▸ **Exercise prompt**
Which lines in the data contain the word "group"? Please copy each of them.
****************
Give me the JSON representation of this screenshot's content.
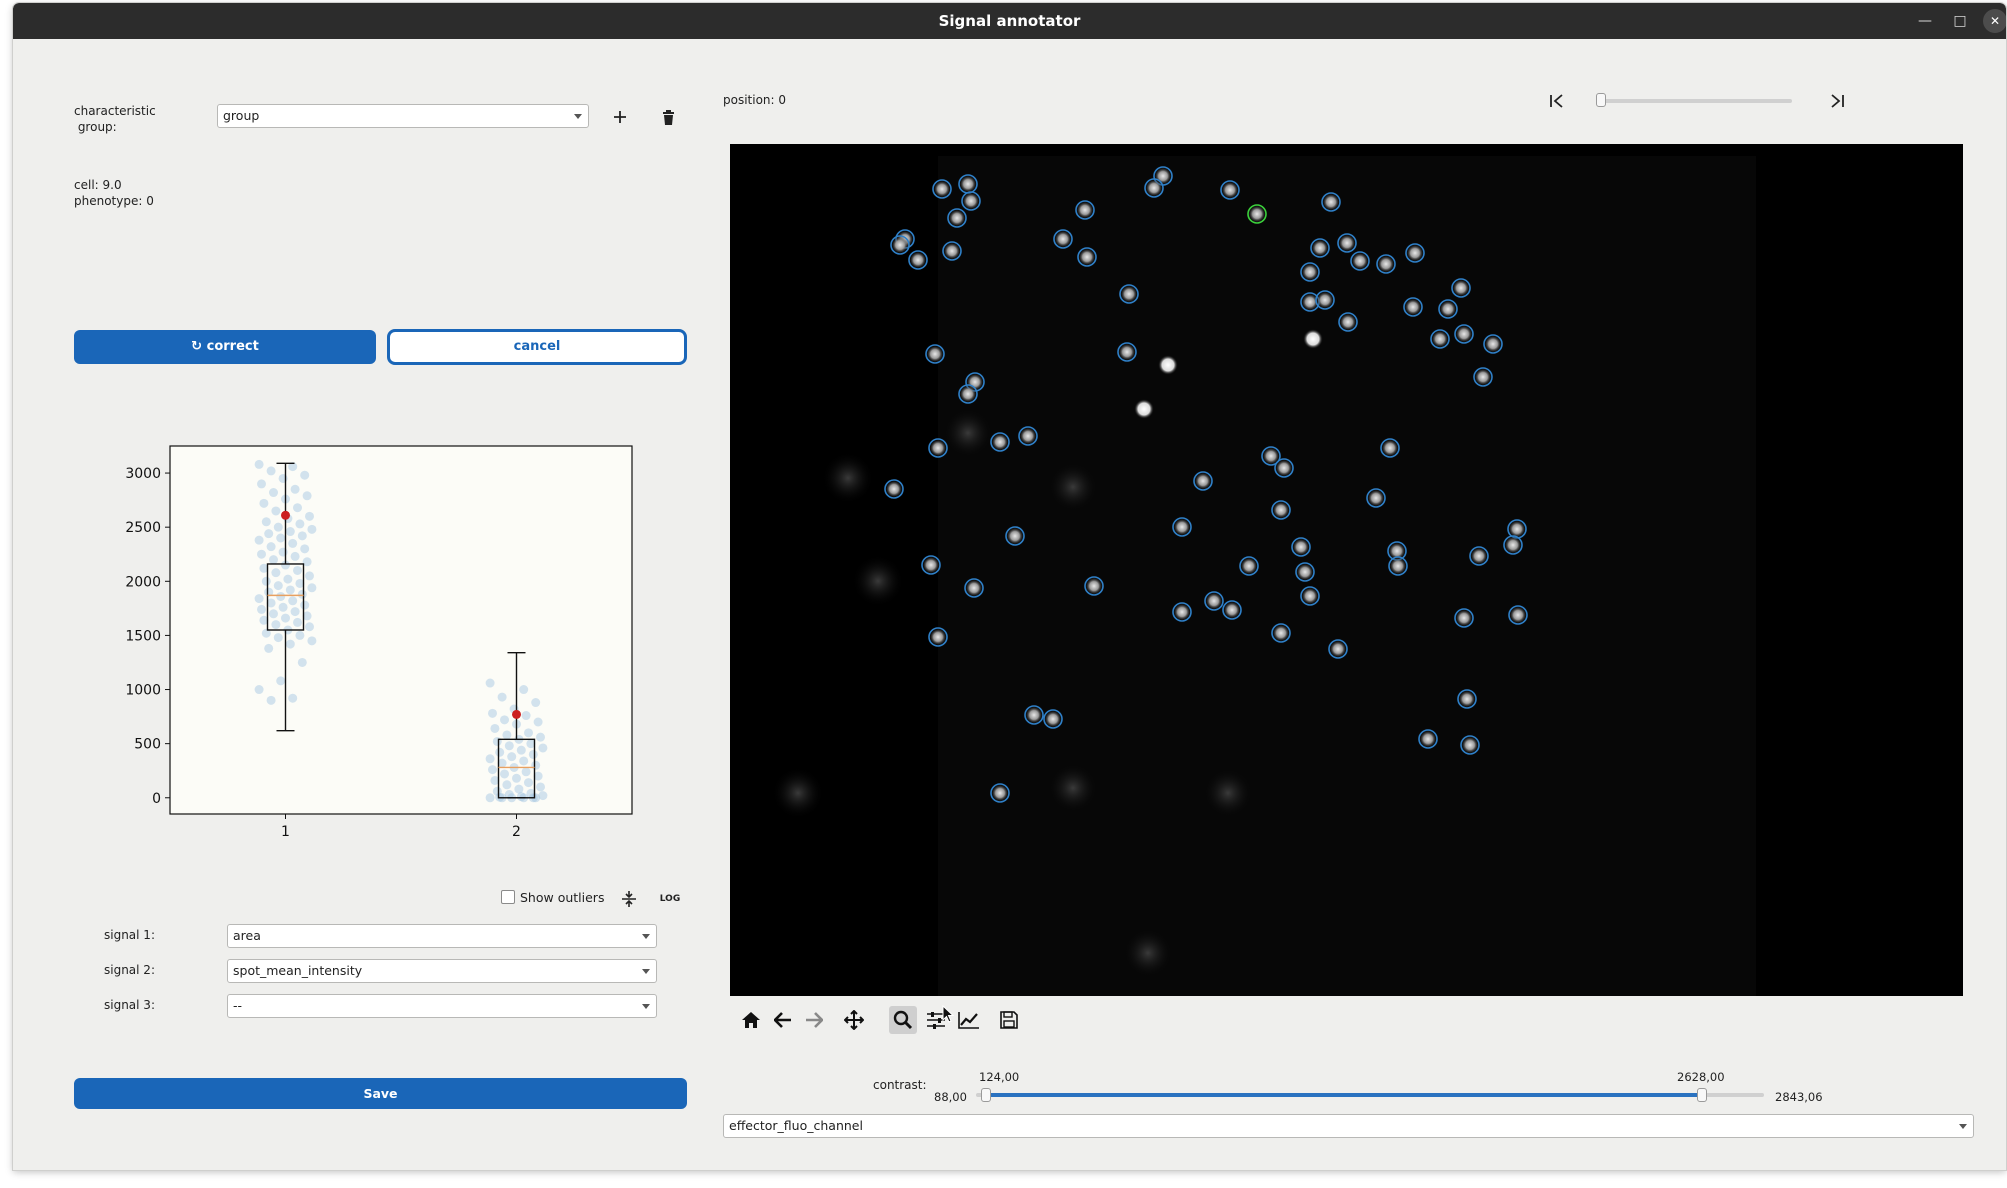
{
  "window": {
    "title": "Signal annotator"
  },
  "left_panel": {
    "characteristic_label": "characteristic\n group:",
    "group_select": "group",
    "add_icon": "plus-icon",
    "delete_icon": "trash-icon",
    "cell_info": "cell: 9.0",
    "phenotype_info": "phenotype: 0",
    "correct_button": "correct",
    "cancel_button": "cancel",
    "show_outliers_label": "Show outliers",
    "log_label": "LOG",
    "signals": [
      {
        "label": "signal 1:",
        "value": "area"
      },
      {
        "label": "signal 2:",
        "value": "spot_mean_intensity"
      },
      {
        "label": "signal 3:",
        "value": "--"
      }
    ],
    "save_button": "Save"
  },
  "chart_data": {
    "type": "box",
    "categories": [
      "1",
      "2"
    ],
    "y_ticks": [
      "0",
      "500",
      "1000",
      "1500",
      "2000",
      "2500",
      "3000"
    ],
    "ylim": [
      -150,
      3250
    ],
    "boxes": [
      {
        "name": "1",
        "q1": 1550,
        "median": 1870,
        "q3": 2160,
        "whisker_low": 620,
        "whisker_high": 3090,
        "highlight": 2610
      },
      {
        "name": "2",
        "q1": 0,
        "median": 280,
        "q3": 540,
        "whisker_low": 0,
        "whisker_high": 1340,
        "highlight": 770
      }
    ],
    "points": [
      {
        "group": 1,
        "values": [
          3080,
          3060,
          3020,
          2980,
          2950,
          2900,
          2850,
          2820,
          2790,
          2760,
          2720,
          2680,
          2650,
          2600,
          2580,
          2550,
          2530,
          2500,
          2480,
          2460,
          2440,
          2420,
          2400,
          2380,
          2350,
          2320,
          2300,
          2270,
          2250,
          2230,
          2200,
          2180,
          2150,
          2120,
          2100,
          2080,
          2050,
          2020,
          2000,
          1980,
          1960,
          1940,
          1920,
          1900,
          1880,
          1860,
          1840,
          1820,
          1800,
          1780,
          1760,
          1740,
          1720,
          1700,
          1680,
          1660,
          1640,
          1620,
          1600,
          1580,
          1550,
          1520,
          1500,
          1480,
          1450,
          1420,
          1380,
          1250,
          1080,
          1000,
          920,
          900
        ]
      },
      {
        "group": 2,
        "values": [
          1060,
          1000,
          930,
          880,
          820,
          780,
          760,
          720,
          700,
          680,
          640,
          600,
          580,
          560,
          540,
          520,
          500,
          480,
          460,
          440,
          420,
          400,
          380,
          360,
          340,
          320,
          300,
          280,
          260,
          240,
          220,
          200,
          180,
          160,
          140,
          120,
          100,
          80,
          60,
          40,
          30,
          20,
          10,
          5,
          0,
          0,
          0,
          0,
          0,
          0
        ]
      }
    ],
    "colors": {
      "box": "#000000",
      "median": "#e8a060",
      "points": "#9fc3e0",
      "highlight": "#cc1f1f",
      "bg": "#fcfcf7"
    }
  },
  "viewer": {
    "position_label": "position: 0",
    "first_icon": "skip-first-icon",
    "last_icon": "skip-last-icon",
    "contrast_label": "contrast:",
    "contrast_low": "124,00",
    "contrast_high": "2628,00",
    "contrast_min": "88,00",
    "contrast_max": "2843,06",
    "contrast_range": [
      88.0,
      2843.06
    ],
    "contrast_values": [
      124.0,
      2628.0
    ],
    "channel_select": "effector_fluo_channel",
    "toolbar_icons": [
      "home-icon",
      "back-icon",
      "forward-icon",
      "pan-icon",
      "zoom-icon",
      "configure-icon",
      "axes-edit-icon",
      "save-figure-icon"
    ]
  }
}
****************
▸ **Your solution**
    "characteristic_label": "characteristic\n group:",
    "group_select": "group",
        "group": 1,
        "group": 2,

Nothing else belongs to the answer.